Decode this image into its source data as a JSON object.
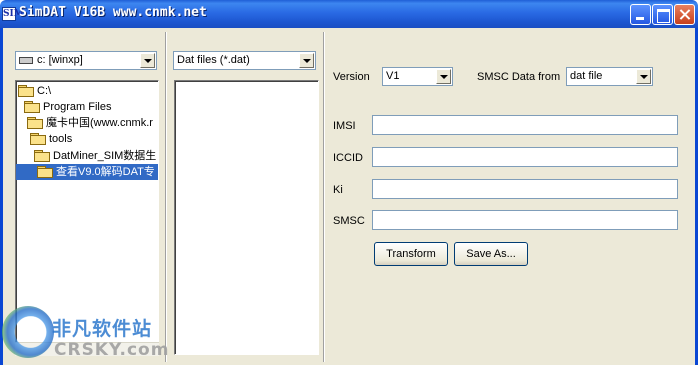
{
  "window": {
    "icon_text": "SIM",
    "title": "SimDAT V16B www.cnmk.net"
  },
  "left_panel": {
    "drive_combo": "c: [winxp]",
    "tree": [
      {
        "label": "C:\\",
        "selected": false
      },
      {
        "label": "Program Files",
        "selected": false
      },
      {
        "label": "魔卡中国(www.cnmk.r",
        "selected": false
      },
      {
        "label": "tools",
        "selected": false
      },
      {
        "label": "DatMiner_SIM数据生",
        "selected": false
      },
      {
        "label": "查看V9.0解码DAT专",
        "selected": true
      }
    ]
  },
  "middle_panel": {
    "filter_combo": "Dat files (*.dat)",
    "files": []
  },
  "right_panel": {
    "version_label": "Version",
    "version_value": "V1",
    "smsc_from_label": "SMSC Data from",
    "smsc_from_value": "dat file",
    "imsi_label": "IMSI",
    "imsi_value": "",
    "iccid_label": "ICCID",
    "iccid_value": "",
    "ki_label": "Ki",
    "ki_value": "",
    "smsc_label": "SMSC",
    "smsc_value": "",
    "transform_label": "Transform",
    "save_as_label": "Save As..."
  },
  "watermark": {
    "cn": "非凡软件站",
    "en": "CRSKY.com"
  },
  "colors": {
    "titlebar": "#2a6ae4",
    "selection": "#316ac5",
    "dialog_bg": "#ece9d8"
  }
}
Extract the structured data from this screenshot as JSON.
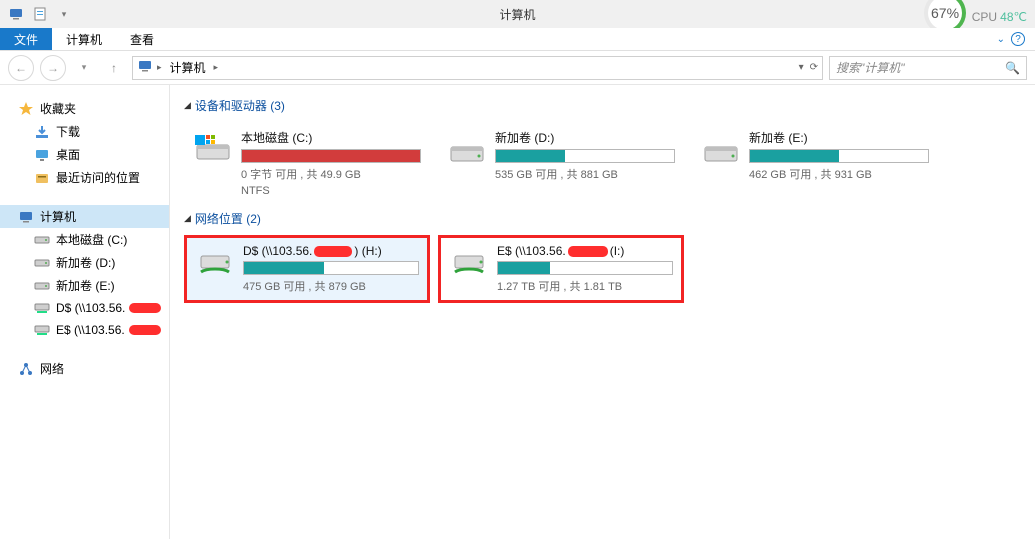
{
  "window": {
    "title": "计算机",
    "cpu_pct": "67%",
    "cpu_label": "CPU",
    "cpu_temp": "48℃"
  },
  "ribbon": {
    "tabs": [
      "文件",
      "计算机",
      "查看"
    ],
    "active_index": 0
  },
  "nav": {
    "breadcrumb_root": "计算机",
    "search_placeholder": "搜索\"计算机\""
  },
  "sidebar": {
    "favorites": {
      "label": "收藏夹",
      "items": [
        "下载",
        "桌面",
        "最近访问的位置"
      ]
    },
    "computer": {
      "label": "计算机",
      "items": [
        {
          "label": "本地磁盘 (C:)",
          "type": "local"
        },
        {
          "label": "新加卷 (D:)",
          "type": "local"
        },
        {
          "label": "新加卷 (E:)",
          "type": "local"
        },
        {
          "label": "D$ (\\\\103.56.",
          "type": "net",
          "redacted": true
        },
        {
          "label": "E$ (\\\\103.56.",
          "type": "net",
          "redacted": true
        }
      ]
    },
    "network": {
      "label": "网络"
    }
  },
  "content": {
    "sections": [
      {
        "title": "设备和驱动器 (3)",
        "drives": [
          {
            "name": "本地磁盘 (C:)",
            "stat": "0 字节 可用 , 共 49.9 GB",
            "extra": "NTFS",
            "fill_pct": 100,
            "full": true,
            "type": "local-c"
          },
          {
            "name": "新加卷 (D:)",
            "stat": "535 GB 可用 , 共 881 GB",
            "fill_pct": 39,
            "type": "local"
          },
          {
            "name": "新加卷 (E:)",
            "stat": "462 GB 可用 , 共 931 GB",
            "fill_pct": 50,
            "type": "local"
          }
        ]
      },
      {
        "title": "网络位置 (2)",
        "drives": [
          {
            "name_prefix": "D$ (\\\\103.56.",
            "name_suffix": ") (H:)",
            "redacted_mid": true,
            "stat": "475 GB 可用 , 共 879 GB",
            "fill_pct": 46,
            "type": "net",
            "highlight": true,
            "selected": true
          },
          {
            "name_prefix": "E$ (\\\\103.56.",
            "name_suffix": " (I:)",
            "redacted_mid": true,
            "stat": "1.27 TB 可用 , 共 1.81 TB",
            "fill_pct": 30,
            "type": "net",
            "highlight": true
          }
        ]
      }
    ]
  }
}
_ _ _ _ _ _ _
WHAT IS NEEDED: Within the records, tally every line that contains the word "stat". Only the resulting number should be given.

WRITTEN REPLY: 5